- **ASSIGNMENT**
From the following material, say how many lines have "Price" in them; write only the number.
▬▬▬▬▬▬▬▬▬▬
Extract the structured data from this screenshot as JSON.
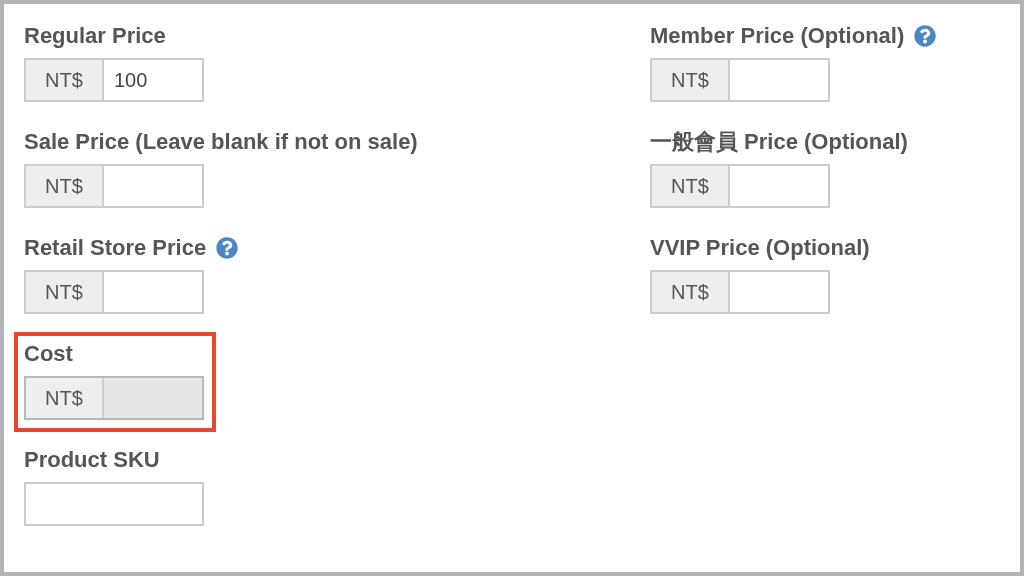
{
  "columns": [
    {
      "fields": [
        {
          "label": "Regular Price",
          "help": false,
          "prefix": "NT$",
          "value": "100",
          "disabled": false,
          "highlighted": false
        },
        {
          "label": "Sale Price (Leave blank if not on sale)",
          "help": false,
          "prefix": "NT$",
          "disabled": false,
          "highlighted": false
        },
        {
          "label": "Retail Store Price",
          "help": true,
          "prefix": "NT$",
          "disabled": false,
          "highlighted": false
        },
        {
          "label": "Cost",
          "help": false,
          "prefix": "NT$",
          "disabled": true,
          "highlighted": true
        },
        {
          "label": "Product SKU",
          "help": false,
          "disabled": false,
          "highlighted": false
        }
      ]
    },
    {
      "fields": [
        {
          "label": "Member Price (Optional)",
          "help": true,
          "prefix": "NT$",
          "disabled": false,
          "highlighted": false
        },
        {
          "label": "一般會員 Price (Optional)",
          "help": false,
          "prefix": "NT$",
          "disabled": false,
          "highlighted": false
        },
        {
          "label": "VVIP Price (Optional)",
          "help": false,
          "prefix": "NT$",
          "disabled": false,
          "highlighted": false
        }
      ]
    }
  ]
}
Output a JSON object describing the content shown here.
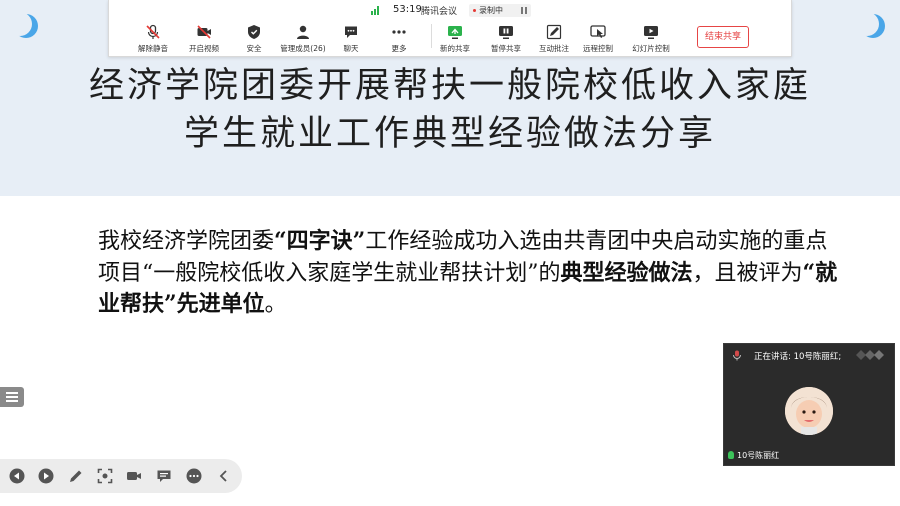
{
  "toolbar": {
    "timer": "53:19",
    "app_name": "腾讯会议",
    "recording_label": "录制中",
    "buttons": {
      "unmute": "解除静音",
      "start_video": "开启视频",
      "security": "安全",
      "manage_members": "管理成员(26)",
      "chat": "聊天",
      "more": "更多",
      "new_share": "新的共享",
      "pause_share": "暂停共享",
      "annotate": "互动批注",
      "remote_control": "远程控制",
      "slide_control": "幻灯片控制"
    },
    "end_share": "结束共享"
  },
  "slide": {
    "title_line1": "经济学院团委开展帮扶一般院校低收入家庭",
    "title_line2": "学生就业工作典型经验做法分享",
    "body": {
      "t1": "我校经济学院团委",
      "b1": "“四字诀”",
      "t2": "工作经验成功入选由共青团中央启动实施的重点项目“一般院校低收入家庭学生就业帮扶计划”的",
      "b2": "典型经验做法",
      "t3": "，且被评为",
      "b3": "“就业帮扶”先进单位",
      "t4": "。"
    }
  },
  "video": {
    "speaking_label": "正在讲话: 10号陈丽红;",
    "participant_name": "10号陈丽红"
  },
  "colors": {
    "accent_blue": "#4aa6e8",
    "end_share_red": "#e64545",
    "signal_green": "#2bb24c"
  }
}
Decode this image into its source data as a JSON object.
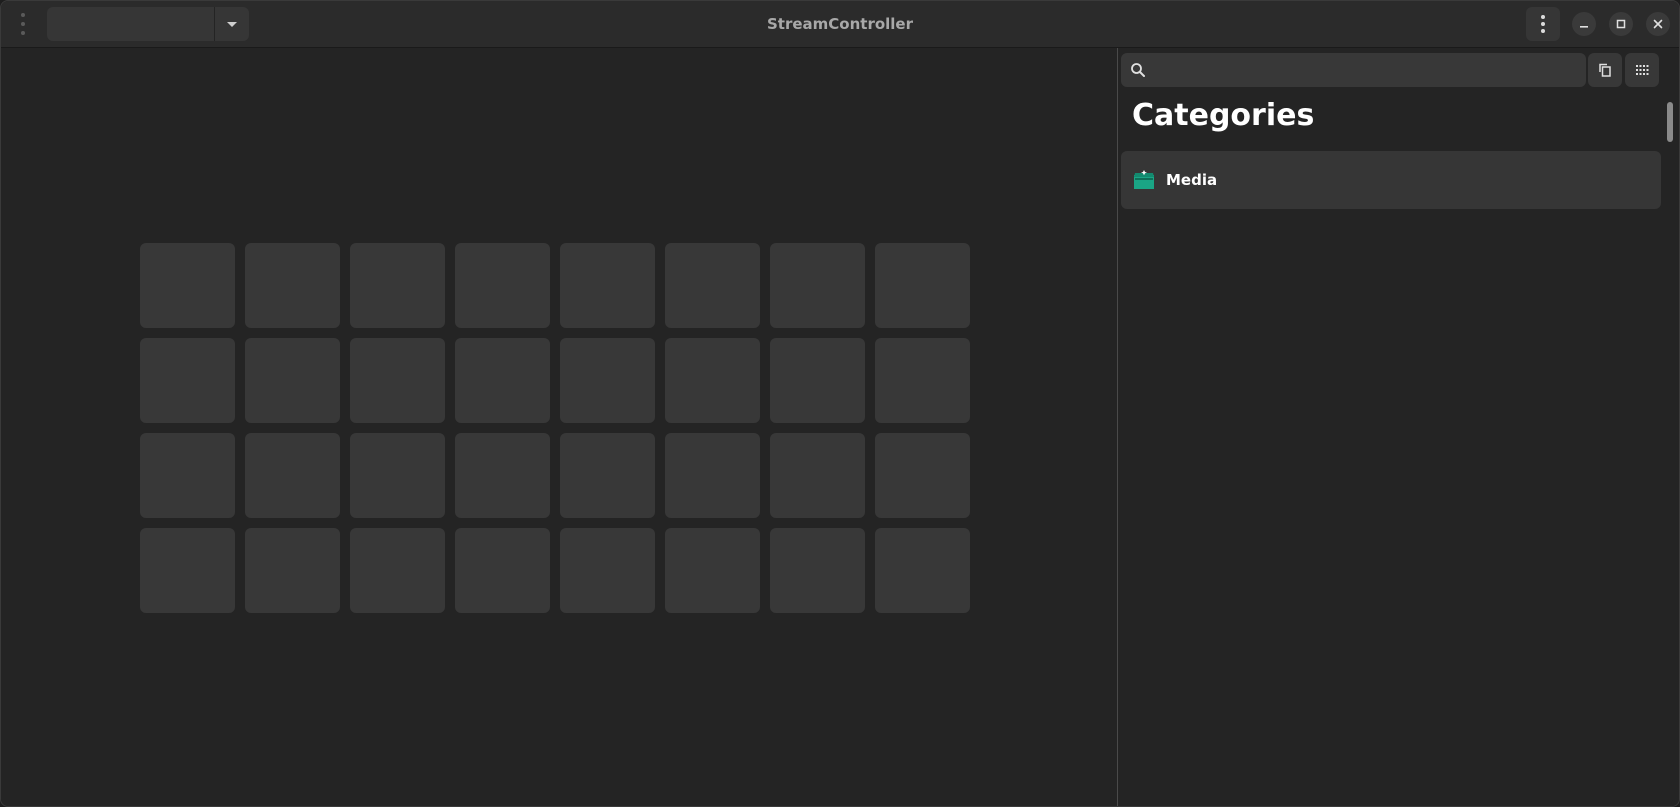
{
  "window": {
    "title": "StreamController"
  },
  "header": {
    "deck_selector": {
      "value": ""
    }
  },
  "deck": {
    "rows": 4,
    "columns": 8
  },
  "sidebar": {
    "search": {
      "value": "",
      "placeholder": ""
    },
    "categories_title": "Categories",
    "categories": [
      {
        "label": "Media",
        "icon": "media-store-icon",
        "icon_color": "#1aa585"
      }
    ]
  },
  "colors": {
    "window_bg": "#242424",
    "header_bg": "#2b2b2b",
    "key_bg": "#383838",
    "accent_teal": "#1aa585"
  }
}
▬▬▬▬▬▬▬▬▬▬
- **SOLUTION BELOW**
6